The tendinopathy in my left Achilles' seemed to have sorted itself so it was time for a little bit of training. I mean, if I harbour any ambition at all to race again next season, after having effectively having had five years away, I need to do something about my fitness levels and the odd kilogram or two of additional adipocytes that seem to have decided to house themselves around my midriff in the interim. A ride out to a bygone boozer on a dry, reasonably mild and still morning would seem to be a sensible start to proceedings.
I'd spotted my quarry for the day, or in reality the first of my quarries for the day, marked as the New Inn near the top of this extract of the Ordnance Survey's1898 mapping, a while ago whilst just having a general trawl over the old maps of the area.
A visit to it would fit into an hour and a half's ride, with an hour of it being around racing intensity, albeit with a short break or two to get a few photographs. So off down the A6 it was, with the added benefits of a reasonable road surface and an absence of hills so the tendon wouldn't be unduly tested.

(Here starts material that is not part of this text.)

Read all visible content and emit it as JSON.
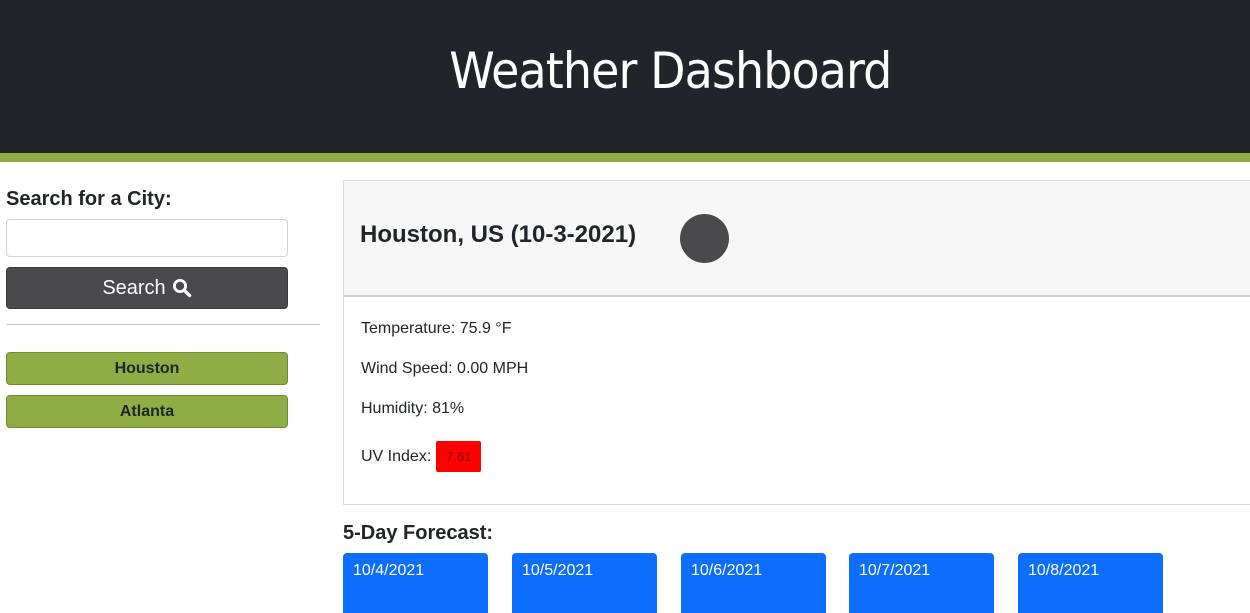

An early Saturday morning start meant that there was nobody around as I pedalled past the former Homesford Cottage pub at High Peak Junction, with a only few other early risers going about their business as I made my way through Belper. Arriving in Duffield I turned right into what is now King Street, and its extension Hazelwood Road. Turnpiked in 1753 –can 'turnpike' be used as a verb? – this used to be the old route between Duffield and Wirksworth and after a few hundred yards this property hove into view.
A while ago it looked like this. Essentially the same, other than the growth of vegetation, the gaining of a lamppost and the loss of a pub sign.
Rob Lowe, the house's first occupier after the pub was lost, believes it was operating as early as 1745, which could well be the case, but the earliest record that I've managed to dig up is from the 1841 census in which Sarah Calton is shown as a victualler in a property on the Old Turnpike Road...
...and she was still there, along with brother Thomas, a decade later.
Sarah was buried in Duffield churchyard on Christmas Day 1858, and whilst she breathed her last breath in 1858 the New Inn lived on, before finally serving its last pint in 1999. Its former role is recorded in a house nameplate.
Around a century after Sarah Calton was being laid in the ground, the village saw a degree of expansion taking place. One of the buildings erected was the Scarsdale, or sometimes the Lord Scarsdale, built to serve the residents of the new housing stock in the New Zealand Lane area.
With its original title taken from the baronial name of the Curzon family from nearby Kedleston Hall, the Lord Scarsdale evolved over time becoming Fiddlers Bar & Grill in the autumn of 2006, then O-kra – an Indian restaurant by 2009...
...and finally Il Forno – an Italian eatery by April 2013. The Italian Job didn't last long, for by 2016 the building had been demolished and today the site is occupied by housing.
With this pair, the old New Inn and the new, not so old inn, having both been in operation whilst I've been living in the area and with neither having had a visit from me, I feel that I really need to try to get out and about more in my supping sessions.
If you've read this far, then thank you. Possibly, like me, you may have some sort of interest in bygone boozers. Clicking here will take you to a searchable/sortable index which you can use to see if I've already featured any lost locals from your locality. You can also subscribe to ensure that you don't miss any future posts. Simply click here to return to the home page (opens in a new tab), follow the 'Subscribe' link and complete the form to receive an email notification of any future post. Or you could simply follow the link at the top of this page.